Often times, coaches are disengaged and far too interested in their own personal fitness and racing. This leads to the “cheerleader syndrome” which takes no effort or energy. As a cheerleader, the answer to the athlete is a simple, “sure, that sounds like fun, yay, you rock! Enjoy the 100-mile ride.” Remember, athletes have plenty of cheerleaders in their corner and these cheerleaders are free. Athletes have more cheerleaders than they know what to do with, such as social media friends, family members, co-workers, etc. The last thing an athlete needs to do is pay for additional cheerleading.
Athletes are extremely motivated, goal oriented and driven and this is great. As a coach, the goal is to corral this energy and make sure it is being utilized appropriately for the athlete’s goals and needs. And yes, this requires a coach to listen intently, be engaged and answer multiple questions and advise the athlete via phone, text, e-mail, etc.… And when this is done, you do it again and again and again. This is coaching not cheerleading.

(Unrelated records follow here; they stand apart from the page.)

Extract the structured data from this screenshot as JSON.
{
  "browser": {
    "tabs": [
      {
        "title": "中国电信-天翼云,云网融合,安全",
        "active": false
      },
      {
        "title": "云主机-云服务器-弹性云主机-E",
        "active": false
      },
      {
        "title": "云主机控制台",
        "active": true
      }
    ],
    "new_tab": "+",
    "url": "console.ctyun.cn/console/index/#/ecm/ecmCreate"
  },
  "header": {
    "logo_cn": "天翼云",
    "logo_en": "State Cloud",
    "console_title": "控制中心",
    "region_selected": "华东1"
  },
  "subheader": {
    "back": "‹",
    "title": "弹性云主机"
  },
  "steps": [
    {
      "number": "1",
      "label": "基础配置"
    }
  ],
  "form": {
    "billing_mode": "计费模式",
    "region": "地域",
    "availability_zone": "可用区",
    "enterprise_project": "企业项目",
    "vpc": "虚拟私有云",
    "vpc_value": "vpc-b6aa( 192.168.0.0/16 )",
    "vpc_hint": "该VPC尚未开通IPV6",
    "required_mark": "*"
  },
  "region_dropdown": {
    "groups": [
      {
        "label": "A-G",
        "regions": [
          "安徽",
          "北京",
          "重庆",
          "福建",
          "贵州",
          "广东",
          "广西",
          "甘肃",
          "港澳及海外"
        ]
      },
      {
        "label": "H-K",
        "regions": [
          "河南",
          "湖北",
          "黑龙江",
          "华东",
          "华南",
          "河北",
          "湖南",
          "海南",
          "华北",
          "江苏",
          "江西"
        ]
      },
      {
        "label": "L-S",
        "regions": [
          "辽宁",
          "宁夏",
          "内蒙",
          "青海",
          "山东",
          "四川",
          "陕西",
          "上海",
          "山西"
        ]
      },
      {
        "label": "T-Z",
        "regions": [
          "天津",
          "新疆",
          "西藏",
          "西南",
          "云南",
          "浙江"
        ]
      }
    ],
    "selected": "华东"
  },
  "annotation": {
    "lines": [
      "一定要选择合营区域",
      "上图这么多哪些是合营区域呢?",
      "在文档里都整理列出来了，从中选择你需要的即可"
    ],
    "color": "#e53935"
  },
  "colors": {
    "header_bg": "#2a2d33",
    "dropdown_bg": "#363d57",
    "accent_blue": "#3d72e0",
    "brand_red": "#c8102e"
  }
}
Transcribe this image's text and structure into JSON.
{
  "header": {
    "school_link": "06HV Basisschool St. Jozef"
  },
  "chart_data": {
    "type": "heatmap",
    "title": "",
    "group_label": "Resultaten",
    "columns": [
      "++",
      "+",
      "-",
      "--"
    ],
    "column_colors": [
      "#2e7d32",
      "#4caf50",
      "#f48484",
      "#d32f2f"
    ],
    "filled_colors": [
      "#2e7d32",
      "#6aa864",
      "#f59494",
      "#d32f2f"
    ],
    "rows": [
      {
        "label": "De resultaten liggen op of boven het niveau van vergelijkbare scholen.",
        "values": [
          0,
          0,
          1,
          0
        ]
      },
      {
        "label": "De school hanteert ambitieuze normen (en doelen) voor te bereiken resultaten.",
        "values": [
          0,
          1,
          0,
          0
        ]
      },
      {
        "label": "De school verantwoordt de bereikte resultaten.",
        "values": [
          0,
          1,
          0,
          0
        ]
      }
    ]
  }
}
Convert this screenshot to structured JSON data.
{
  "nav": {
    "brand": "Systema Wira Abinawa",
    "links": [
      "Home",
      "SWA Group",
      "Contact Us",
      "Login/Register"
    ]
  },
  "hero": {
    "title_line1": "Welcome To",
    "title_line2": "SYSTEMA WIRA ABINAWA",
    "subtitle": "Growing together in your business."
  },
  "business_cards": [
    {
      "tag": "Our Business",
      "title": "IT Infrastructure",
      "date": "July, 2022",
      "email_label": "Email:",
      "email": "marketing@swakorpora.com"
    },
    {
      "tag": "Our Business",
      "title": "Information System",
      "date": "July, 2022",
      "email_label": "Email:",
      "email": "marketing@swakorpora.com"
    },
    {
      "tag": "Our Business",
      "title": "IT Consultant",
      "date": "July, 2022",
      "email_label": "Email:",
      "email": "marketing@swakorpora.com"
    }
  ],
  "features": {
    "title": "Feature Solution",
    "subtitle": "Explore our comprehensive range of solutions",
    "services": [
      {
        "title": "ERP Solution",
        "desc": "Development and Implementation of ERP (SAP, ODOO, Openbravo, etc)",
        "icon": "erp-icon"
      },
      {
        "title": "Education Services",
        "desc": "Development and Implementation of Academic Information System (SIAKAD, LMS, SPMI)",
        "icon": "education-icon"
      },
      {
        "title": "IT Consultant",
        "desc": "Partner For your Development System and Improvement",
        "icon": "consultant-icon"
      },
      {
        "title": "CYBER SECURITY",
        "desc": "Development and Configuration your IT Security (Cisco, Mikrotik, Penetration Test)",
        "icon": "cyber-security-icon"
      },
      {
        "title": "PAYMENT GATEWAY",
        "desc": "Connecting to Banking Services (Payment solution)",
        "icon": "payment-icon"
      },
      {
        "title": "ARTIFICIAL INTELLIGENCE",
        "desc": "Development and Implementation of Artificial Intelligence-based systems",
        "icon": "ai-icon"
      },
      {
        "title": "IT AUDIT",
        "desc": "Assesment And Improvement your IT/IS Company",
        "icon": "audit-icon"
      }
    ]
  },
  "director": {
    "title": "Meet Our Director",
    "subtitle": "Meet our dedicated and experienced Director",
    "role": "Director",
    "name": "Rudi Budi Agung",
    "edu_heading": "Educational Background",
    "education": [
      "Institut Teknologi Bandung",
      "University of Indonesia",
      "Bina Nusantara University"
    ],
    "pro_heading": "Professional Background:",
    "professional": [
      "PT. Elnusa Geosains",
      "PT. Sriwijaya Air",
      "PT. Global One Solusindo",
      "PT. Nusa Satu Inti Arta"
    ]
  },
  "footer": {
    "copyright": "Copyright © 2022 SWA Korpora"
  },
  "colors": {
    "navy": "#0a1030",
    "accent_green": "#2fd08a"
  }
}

As children, we all learn what tough love is. We may not understand it at the time, but we quickly realize how valuable it truly is. As a coach, providing tough love is necessary in order for athletes to achieve goals beyond their wildest dreams. You can be their friend and even their best friend at that, but you are still their coach and they have retained your services for a specific reason…so they can achieve their goals and dreams they have set for themselves.
Athletes are driven and this is what makes it so exciting to coach them. There will be times when the athlete feels “more training is better.” On a scheduled rest day, the athlete may override this and choose to train. Or, each time an athlete has a one-hour run prescribed, he/she may extend this run an additional 10-20 min. Now, as a cheerleader, you let this slide because it actually takes work, effort, energy, tough love and coaching to take the time to explain in great detail the method behind the coaching. Even if you have explained this to the athlete 100x before, it is time to do it for the 101st time. It is this type of coaching that will help to take athletes to the next level.
As with anything successful in life, nothing comes easy, and coaching is no different. If you want to be a successful coach and grow a successful coaching business, get ready to work, get ready to listen, get ready to be engaged with each and every athlete…and repeat these steps daily. When an athlete hires you to coach them, always remember, they own a piece of you. It is your obligation to your athlete to listen intently, be energetic, be empathetic and be on your A-game 24/7; this will allow you to to coach them…not cheerlead.
Dr. Rick Kattouf
2x Best-Selling author
Named One of the World Fitness Elite® Trainers of the Year
Named one of America's PremierExperts® in Fitness & Nutrition
CEO/Founder of TeamKattouf Inc
CEO/Founder of TeamKattouf Nutrition LLC
CEO/Founder of Virtual Gym LLC